Auditory Processing Assessments

An Auditory Processing Disorder (APD) is a deficit in the brain's ability to understand and use sound information correctly; hearing levels are usually within the normal range. Our audiologists specialise in APD assessments and will discuss the results and therapy options with you.

An APD assessment consists of a series of tests, each one designed to assess a specific auditory skill. The pattern of the results of each test allows a profile of strengths and weaknesses to emerge. This is important because the degree and type of auditory processing deficit and individual experiences will determine the most appropriate therapy specific to his or her needs; there is no "one-size-fits-all" treatment for APD. 

Auditory Processing is a term used to describe how the brain recognises and interprets sound. APD assessment can be performed on adults and on children over 7 years of age who have normal hearing, but cannot process sound information accurately. It is more common to assess children, many (but not all) of these children experience significant learning difficulties because they are unable to make sense of what they are hearing. 

A parent or teacher may suspect APD if a child: 

  • has difficulty following instructions
  • has difficulty understanding speech in the presence of background noise
  • has a short attention span 
  • has a lower reading or spelling ability
  • has difficulty in understanding information presented verbally
  • has difficulty learning in background noise or in group environments
  • has poorer verbal abilities
  • has low self-esteem
  • is easily distracted
  • behaves as if there is a hearing loss present often asking for repetition or clarification

APD can often be confused with other conditions such as language disorders or higher-order cognitive disorders (eg. Autism, Attention Deficit/Hyperactivity Disorder) as the symptoms and behaviours the child exhibit can be similar. It is important to note that APD is specific to the auditory deficit alone and not the results of any cognitive, language or related disorder. In some cases, however, APD can coexist with these disorders.

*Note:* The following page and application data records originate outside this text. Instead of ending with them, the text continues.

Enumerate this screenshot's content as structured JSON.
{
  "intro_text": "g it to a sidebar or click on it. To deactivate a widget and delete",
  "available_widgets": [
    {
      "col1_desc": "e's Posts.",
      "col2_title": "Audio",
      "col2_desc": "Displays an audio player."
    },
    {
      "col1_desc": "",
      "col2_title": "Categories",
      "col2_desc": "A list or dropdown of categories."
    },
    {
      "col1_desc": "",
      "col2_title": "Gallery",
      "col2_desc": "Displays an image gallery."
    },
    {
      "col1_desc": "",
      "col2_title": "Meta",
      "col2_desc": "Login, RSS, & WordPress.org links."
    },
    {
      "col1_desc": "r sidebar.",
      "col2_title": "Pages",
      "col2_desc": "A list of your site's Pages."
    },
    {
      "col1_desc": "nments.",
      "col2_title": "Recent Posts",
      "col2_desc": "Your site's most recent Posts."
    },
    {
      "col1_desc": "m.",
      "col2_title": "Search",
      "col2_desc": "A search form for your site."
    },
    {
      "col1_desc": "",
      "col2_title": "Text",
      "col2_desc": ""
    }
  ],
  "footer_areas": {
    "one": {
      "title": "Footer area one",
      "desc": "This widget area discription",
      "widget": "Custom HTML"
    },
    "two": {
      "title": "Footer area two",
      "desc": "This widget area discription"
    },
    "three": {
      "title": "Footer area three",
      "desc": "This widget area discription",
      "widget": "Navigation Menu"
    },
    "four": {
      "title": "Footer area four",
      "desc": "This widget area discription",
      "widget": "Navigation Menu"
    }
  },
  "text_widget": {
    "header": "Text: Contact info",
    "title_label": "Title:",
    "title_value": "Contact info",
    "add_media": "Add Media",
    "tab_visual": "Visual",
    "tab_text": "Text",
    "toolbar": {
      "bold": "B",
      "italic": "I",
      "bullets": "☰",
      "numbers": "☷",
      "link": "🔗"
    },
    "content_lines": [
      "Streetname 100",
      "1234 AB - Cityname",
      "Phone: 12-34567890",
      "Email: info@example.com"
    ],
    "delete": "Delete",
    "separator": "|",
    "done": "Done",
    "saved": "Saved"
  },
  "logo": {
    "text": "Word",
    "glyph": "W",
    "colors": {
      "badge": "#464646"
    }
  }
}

A careful and accurate assessment is therefore required for proper diagnosis. Our senior audiologists are experienced in performing the audiological assessments to accurately diagnose APD.